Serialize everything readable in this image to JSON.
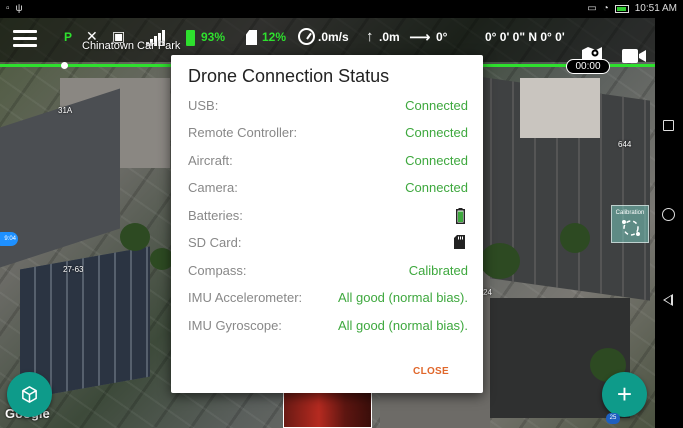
{
  "statusbar": {
    "time": "10:51 AM"
  },
  "topbar": {
    "flight_mode": "P",
    "battery_pct": "93%",
    "sd_pct": "12%",
    "speed": ".0m/s",
    "altitude": ".0m",
    "heading": "0°",
    "coords": "0° 0' 0\" N 0° 0'",
    "location": "Chinatown Car Park"
  },
  "timer": "00:00",
  "map": {
    "labels": [
      "31A",
      "644",
      "27-63",
      "24"
    ],
    "logo": "Google",
    "side_tag": "9:04",
    "scale_tag": "25"
  },
  "calibration_label": "Calibration",
  "dialog": {
    "title": "Drone Connection Status",
    "rows": [
      {
        "label": "USB:",
        "value": "Connected"
      },
      {
        "label": "Remote Controller:",
        "value": "Connected"
      },
      {
        "label": "Aircraft:",
        "value": "Connected"
      },
      {
        "label": "Camera:",
        "value": "Connected"
      },
      {
        "label": "Batteries:",
        "value": "",
        "icon": "battery-icon"
      },
      {
        "label": "SD Card:",
        "value": "",
        "icon": "sd-card-icon"
      },
      {
        "label": "Compass:",
        "value": "Calibrated"
      },
      {
        "label": "IMU Accelerometer:",
        "value": "All good (normal bias)."
      },
      {
        "label": "IMU Gyroscope:",
        "value": "All good (normal bias)."
      }
    ],
    "close_label": "CLOSE"
  },
  "colors": {
    "accent": "#2ee02e",
    "status_ok": "#3ea83e",
    "close": "#e0672b",
    "fab": "#0e9b8a"
  }
}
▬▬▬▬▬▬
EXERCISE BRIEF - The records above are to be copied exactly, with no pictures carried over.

YOUR RESPONSE -
Serialize everything readable in this image to JSON.
{
  "statusbar": {
    "time": "10:51 AM"
  },
  "topbar": {
    "flight_mode": "P",
    "battery_pct": "93%",
    "sd_pct": "12%",
    "speed": ".0m/s",
    "altitude": ".0m",
    "heading": "0°",
    "coords": "0° 0' 0\" N 0° 0'",
    "location": "Chinatown Car Park"
  },
  "timer": "00:00",
  "map": {
    "labels": [
      "31A",
      "644",
      "27-63",
      "24"
    ],
    "logo": "Google",
    "side_tag": "9:04",
    "scale_tag": "25"
  },
  "calibration_label": "Calibration",
  "dialog": {
    "title": "Drone Connection Status",
    "rows": [
      {
        "label": "USB:",
        "value": "Connected"
      },
      {
        "label": "Remote Controller:",
        "value": "Connected"
      },
      {
        "label": "Aircraft:",
        "value": "Connected"
      },
      {
        "label": "Camera:",
        "value": "Connected"
      },
      {
        "label": "Batteries:",
        "value": "",
        "icon": "battery-icon"
      },
      {
        "label": "SD Card:",
        "value": "",
        "icon": "sd-card-icon"
      },
      {
        "label": "Compass:",
        "value": "Calibrated"
      },
      {
        "label": "IMU Accelerometer:",
        "value": "All good (normal bias)."
      },
      {
        "label": "IMU Gyroscope:",
        "value": "All good (normal bias)."
      }
    ],
    "close_label": "CLOSE"
  },
  "colors": {
    "accent": "#2ee02e",
    "status_ok": "#3ea83e",
    "close": "#e0672b",
    "fab": "#0e9b8a"
  }
}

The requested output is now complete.